Apple faces uphill challenge invalidating HTC LTE patents

Apple may have a tougher than expected challenge persuading a US court to invalidate HTC LTE patents, with the trade judge presiding over the trial already agreeing with HTC on key issues of ownership. Justice Thomas Pender said he would likely dismiss Apple arguments that HTC does not correctly own the two patents in question, Businessweek reports, telling the Cupertino firm's lawyer that "I don't care if they bought these patents to sue you or not."

"[The patents] are a property right" Judge Pender concluded. HTC bought the patents as part of an overall portfolio for $75m back in April 2011, and promptly used some of the IP to sue Apple. At the time, HTC said its strategy was "to protect itself and its customers from these aggressive tactics and to preserve its ability to compete in the United States."

Apple, however, argues that the patents are invalid, a stance it sounds like Pender will take plenty of persuading on. "Clear and convincing means something to me," the judge said, "I have to be pretty darn certain a U.S. patent is invalid." "Clear and convincing" are the two elements a company or individual must satisfy to prove a patent invalid once granted.

Pender has already shown he is clued into the tech scene, asking Apple's lawyers whether the September 12 event is, indeed, to launch a new LTE-enabled iPhone. "It will be thinner and the screen bigger?" he asked  lawyer Michael McKeon, pointing out "that's what the blogs are saying."

However, McKeon declined to comment on the new phone, saying he had not been informed of Apple's launch plans.

Not all of the case has been swinging HTC's way, however. Pender rejected some of HTC's patents, which the company had acquired from Google, over concerns that the agreement between the two companies did not, in fact, give it sufficient ownership control.
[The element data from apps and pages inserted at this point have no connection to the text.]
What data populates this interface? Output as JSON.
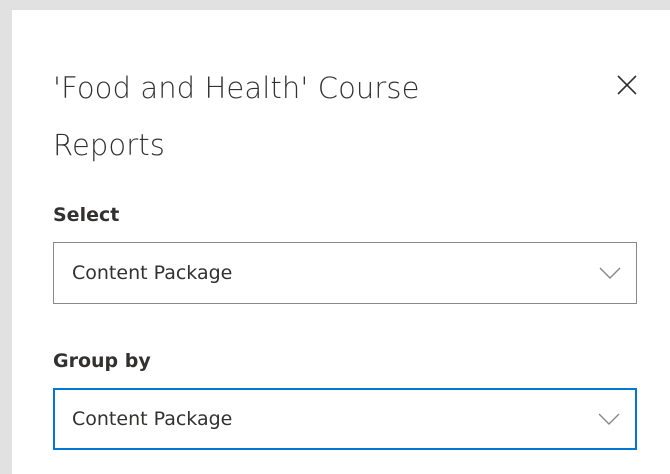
{
  "panel": {
    "title": "'Food and Health' Course Reports",
    "close_icon": "close-icon"
  },
  "select_field": {
    "label": "Select",
    "value": "Content Package",
    "icon": "chevron-down-icon"
  },
  "group_by_field": {
    "label": "Group by",
    "value": "Content Package",
    "icon": "chevron-down-icon",
    "focused": true
  },
  "colors": {
    "focus_border": "#0078d4",
    "border": "#8a8886",
    "text": "#323130",
    "backdrop": "#e1e1e1"
  }
}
Apple has already been feathering its war chest of LTE IP. The company has bought and developed around 434 LTE patents to pre-emptively protect its devices, having been publicly warned by Samsung that the South Korean company would aggressively challenge any 4G Apple devices.

[via CNET]